USC might have been ranked high, but the Trojans were untested.
Easy victories over two undermanned opponents left fans, reporters and perhaps the Trojans wondering if they were legitimate contenders for the Pac-12 Conference title or another overhyped team about to get a dose of reality.
On Saturday at the Coliseum, sixth-ranked USC could not offset the experience of Stanford quarterback Kevin Hogan in a 41-31 defeat that suddenly puts enormous pressure on the Trojans and Coach Steve Sarkisian.
USC is 2-1 heading into its first road game next week at Arizona State. It will be the first time Sarkisian faces a hostile audience since his embarrassing appearance at the USC’s preseason Salute to Troy event drew national attention and criticism.
“We can’t lay in the weeds of woe is me,” Sarkisian said. “We have to get back up.”
USC’s victories over Arkansas State and Idaho might have enabled the Trojans to evaluate players and develop depth, but it did not prepare them for an experienced quarterback like Hogan.
The senior showed poise, arm strength and accuracy while passing for 279 yards and two touchdowns.
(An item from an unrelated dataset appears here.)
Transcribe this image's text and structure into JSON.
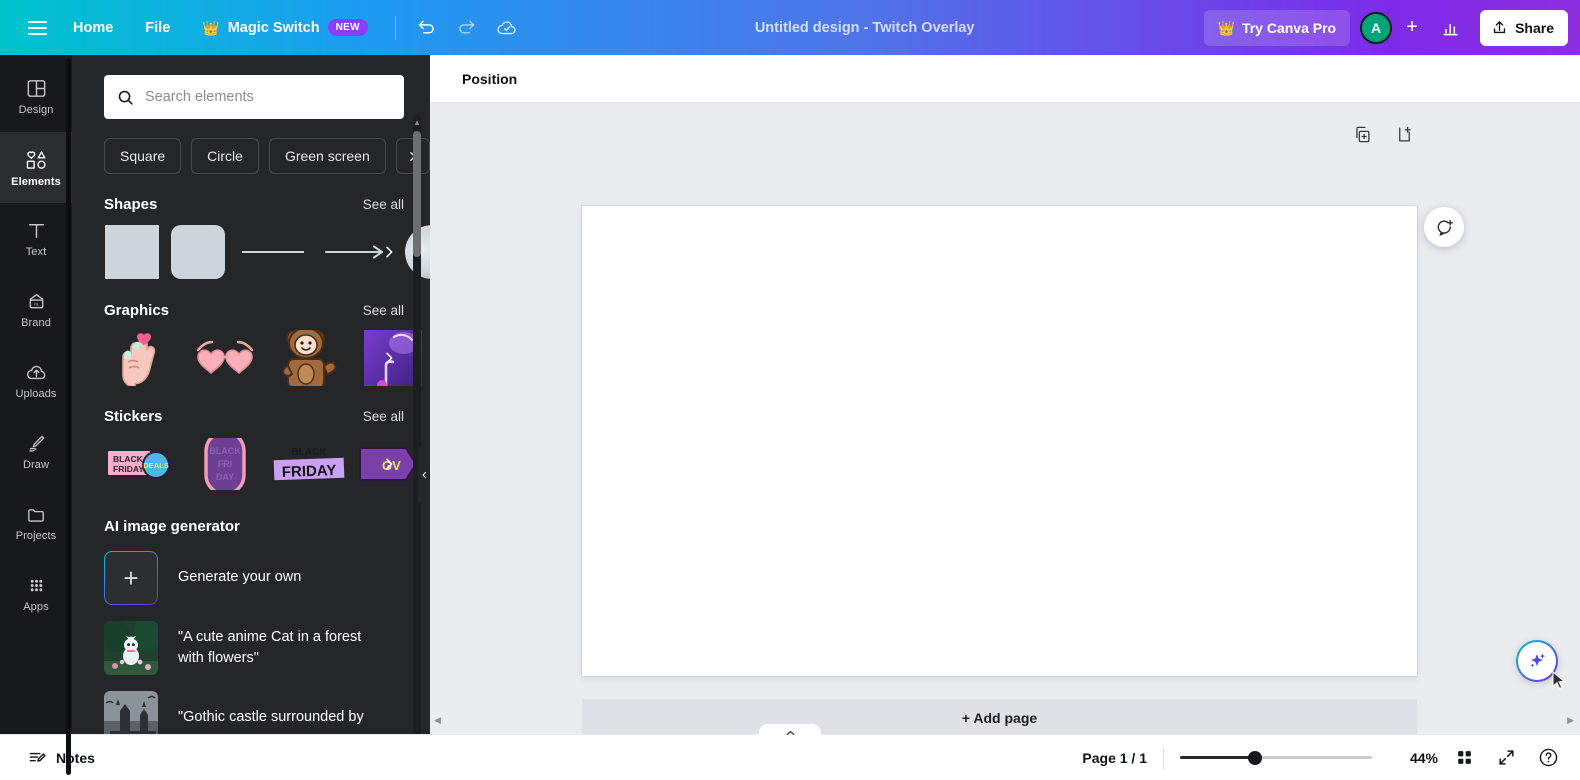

He also scrambled for 28 yards and directed time-consuming drives in what had become a Stanford trademark the last few years.
“We knew containment would be big,” Sarkisian said. “We lost containment too many times.”
USC coaches had talked all week about the need to pressure Hogan and prevent him from finding his rhythm.
That did not seem as if it would be a difficult task after the Stanford offense’s dreadful performance in a season-opening loss at Northwestern and last week’s victory over Central Florida, which featured another dull first-half performance.
But, save for two plays in the third quarter, Stanford’s offensive line gave Hogan plenty of time, and multipurpose running back Christian McCaffrey made like former Cardinal workhorse backs Toby Gerhart and Tyler Gaffney, rushing for 115 yards in 26 carries to help set up three short touchdown runs by Remound Wright.
Hogan completed 18 of 23 passes.
“We just didn’t execute,” USC linebacker Su’a Cravens said. “We had ‘em in situations that we wanted to be in. We got them into third down and just couldn’t get off the field.
“With an offense like that, when they’re physical and they keep converting third downs that turn into long drives, it’s hard to stop them.”
Stanford outgained USC, 474-427, and benefited from eight USC penalties, including one that nullified a 97-yard kickoff return for a touchdown by Adoree’ Jackson.
“Not only were they penalties,” Sarkisian said, “they were major fouls.”
The Trojans also continued to struggle on third down, converting only four of 10.
But USC’s main fault was consistently failing to wrap up Hogan in the backfield when it had opportunities.
USC’s defensive line was a question mark before the season and it remained one for defensive coordinator Justin Wilcox after getting only two sacks in the first two games.
“Everyone else just helped me out and put me on their shoulders,” Hogan said.
USC was ahead, 14-7, at the end of the first quarter and pushed the margin to 21-10 when Cody Kessler connected with JuJu Smith-Schuster on a 54-yard touchdown pass play.
But Hogan directed two scoring drives, finishing the second with a 17-yard touchdown pass to receiver Devon Cajuste for a 24-21 halftime lead.
Kessler completed 25 of 32 passes for 272 yards and three touchdowns.
“This doesn’t define this team,” Kessler said of the loss. “It’s a long season. We got a very tough road game next week.… I think this could be turning point.”
Said Jackson: “This is one of those things. You don’t expect it but when it happens you have to bounce back.”
USC defensive lineman Greg Townsend Jr. and linebacker Anthony Sarao sacked Hogan on consecutive plays early in the third quarter to spark the Trojans, who took a 28-24 lead on Kessler’s short touchdown pass to Steven Mitchell Jr.
But Stanford scored on consecutive possessions to go ahead, 38-28 early in the fourth quarter.
An Alex Wood field goal pulled USC within seven points with about nine minutes left.
But Hogan engineered another time-consuming drive that former Loyola High kicker Conrad Ukropina ended with a 46-yard field goal, sealing the victory.
“They came ready to play,” Sarkisian said of the Cardinal. “Like I knew they would.”